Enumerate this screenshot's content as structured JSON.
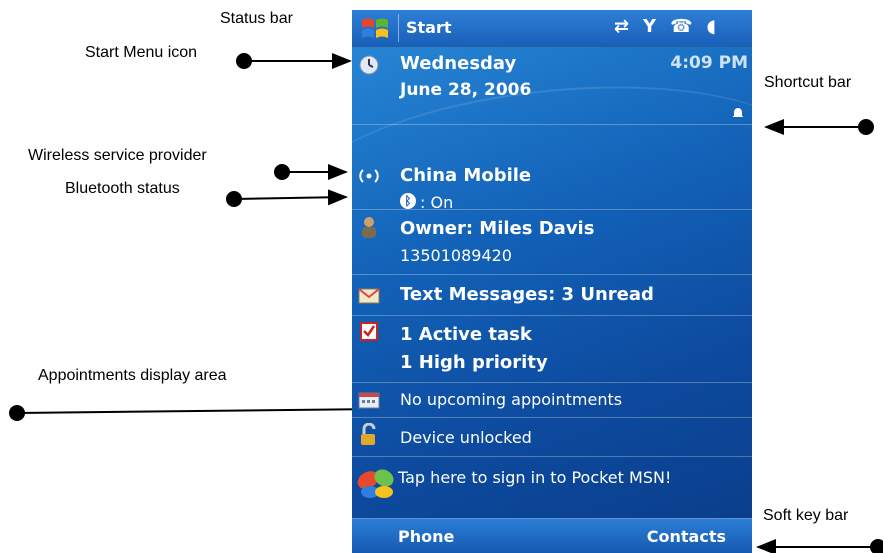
{
  "annotations": {
    "status_bar": "Status bar",
    "start_menu_icon": "Start Menu icon",
    "wireless_provider": "Wireless service provider",
    "bluetooth_status": "Bluetooth status",
    "appointments_area": "Appointments display area",
    "shortcut_bar": "Shortcut bar",
    "soft_key_bar": "Soft key bar"
  },
  "status_bar": {
    "start_label": "Start",
    "icons": [
      "sync-icon",
      "signal-antenna-icon",
      "phone-ring-icon",
      "speaker-icon"
    ]
  },
  "today": {
    "date": {
      "day": "Wednesday",
      "full_date": "June 28, 2006",
      "time": "4:09 PM"
    },
    "carrier": {
      "name": "China Mobile",
      "bluetooth": ": On"
    },
    "owner": {
      "name": "Owner: Miles Davis",
      "phone": "13501089420"
    },
    "messages": "Text Messages: 3 Unread",
    "tasks": {
      "active": "1 Active task",
      "priority": "1 High priority"
    },
    "appointments": "No upcoming appointments",
    "lock": "Device unlocked",
    "msn": "Tap here to sign in to Pocket MSN!"
  },
  "softkeys": {
    "left": "Phone",
    "right": "Contacts"
  },
  "colors": {
    "screen_blue": "#1262b8",
    "bar_blue": "#1a5fb8"
  }
}
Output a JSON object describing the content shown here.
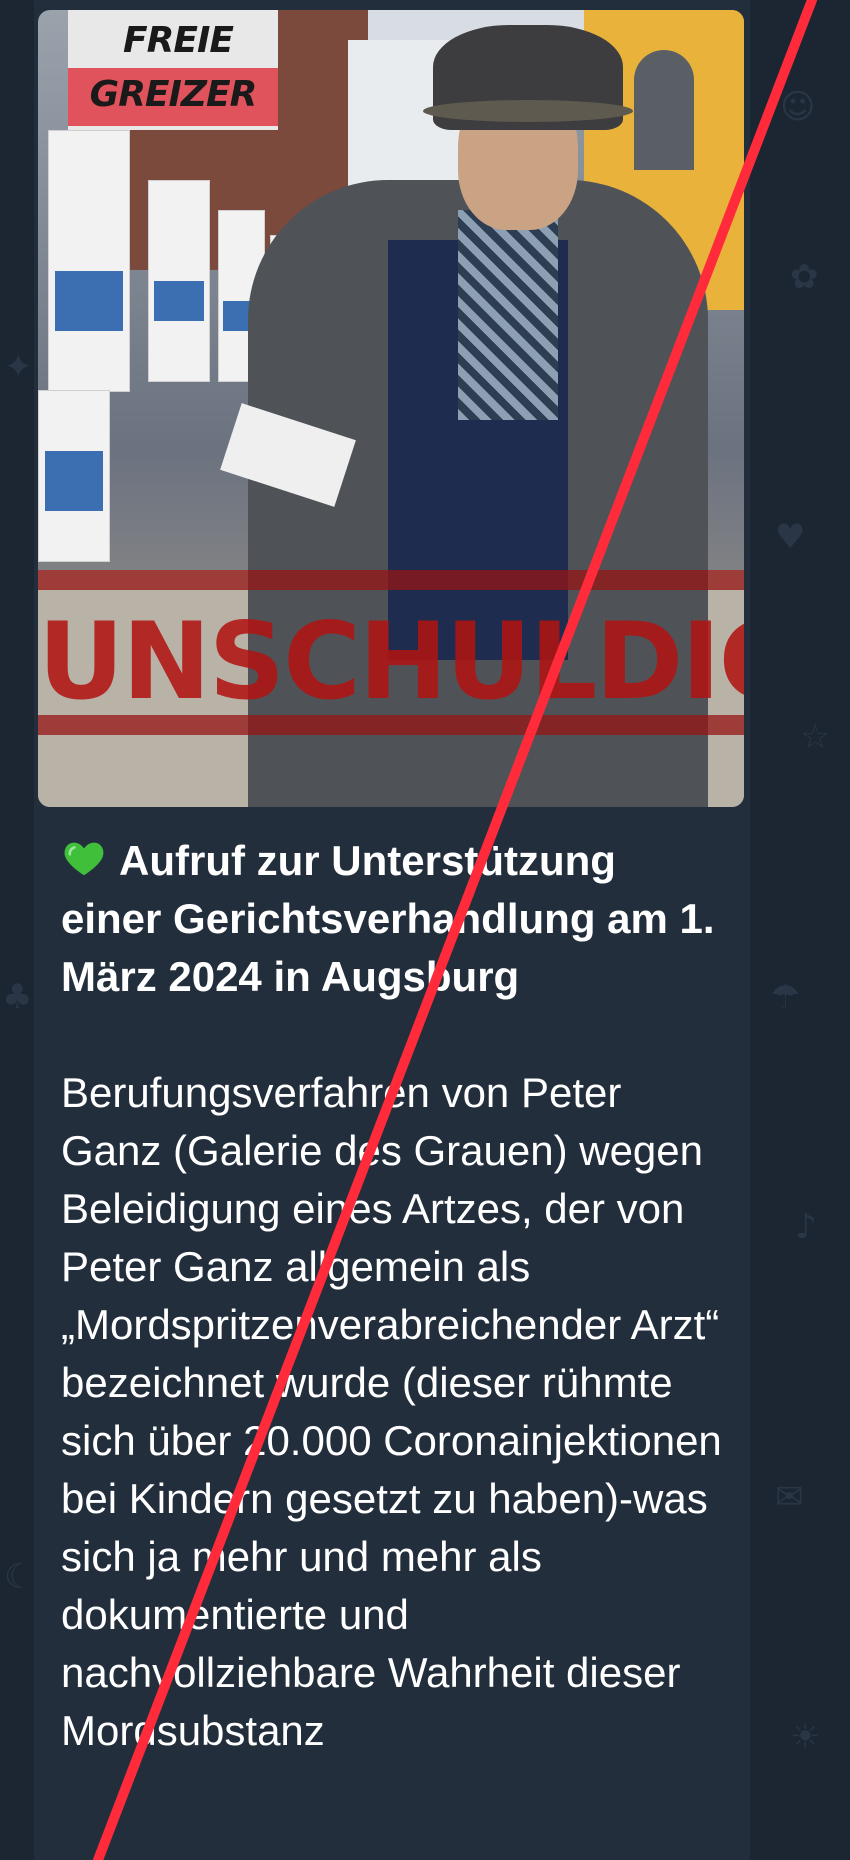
{
  "photo": {
    "logo_top": "FREIE",
    "logo_bottom": "GREIZER",
    "stamp_text": "UNSCHULDIG"
  },
  "message": {
    "headline": "Aufruf zur Unterstützung einer Gerichtsverhandlung am 1. März 2024 in Augsburg",
    "body": "Berufungsverfahren von Peter Ganz (Galerie des Grauen) wegen Beleidigung eines Artzes, der von Peter Ganz allgemein als „Mordspritzenverabreichender Arzt“ bezeichnet wurde (dieser rühmte sich über 20.000 Coronainjektionen bei Kindern gesetzt zu haben)-was sich ja mehr und mehr als dokumentierte und nachvollziehbare Wahrheit dieser Mordsubstanz"
  },
  "icons": {
    "heart": "green-heart-icon"
  },
  "colors": {
    "chat_background": "#1c2532",
    "bubble": "#232e3c",
    "text": "#ffffff",
    "heart": "#3fbf3a",
    "stamp": "#af1412",
    "slash": "#ff2b3a"
  }
}
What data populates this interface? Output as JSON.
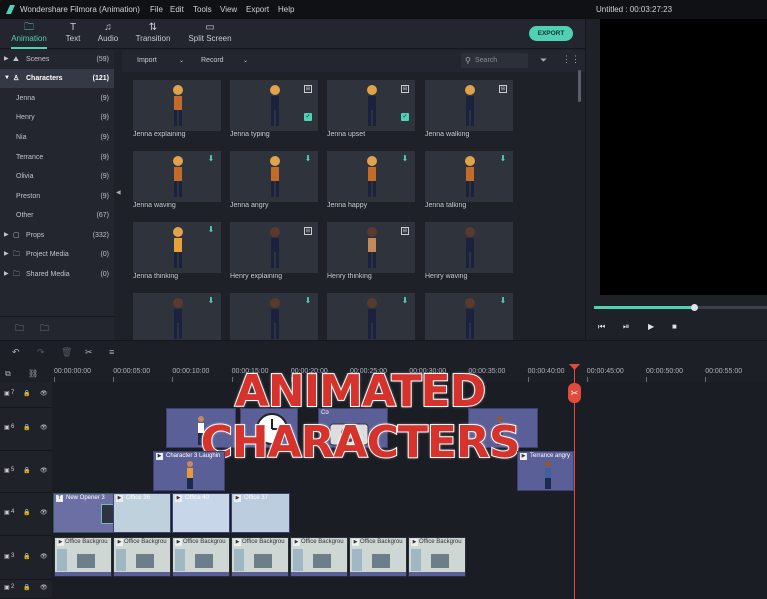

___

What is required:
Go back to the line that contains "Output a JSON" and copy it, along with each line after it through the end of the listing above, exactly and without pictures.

Expected answer:
Output a JSON object describing the content shown here.
{
  "photo": {
    "logo_top": "FREIE",
    "logo_bottom": "GREIZER",
    "stamp_text": "UNSCHULDIG"
  },
  "message": {
    "headline": "Aufruf zur Unterstützung einer Gerichtsverhandlung am 1. März 2024 in Augsburg",
    "body": "Berufungsverfahren von Peter Ganz (Galerie des Grauen) wegen Beleidigung eines Artzes, der von Peter Ganz allgemein als „Mordspritzenverabreichender Arzt“ bezeichnet wurde (dieser rühmte sich über 20.000 Coronainjektionen bei Kindern gesetzt zu haben)-was sich ja mehr und mehr als dokumentierte und nachvollziehbare Wahrheit dieser Mordsubstanz"
  },
  "icons": {
    "heart": "green-heart-icon"
  },
  "colors": {
    "chat_background": "#1c2532",
    "bubble": "#232e3c",
    "text": "#ffffff",
    "heart": "#3fbf3a",
    "stamp": "#af1412",
    "slash": "#ff2b3a"
  }
}
What data populates this interface? Output as JSON.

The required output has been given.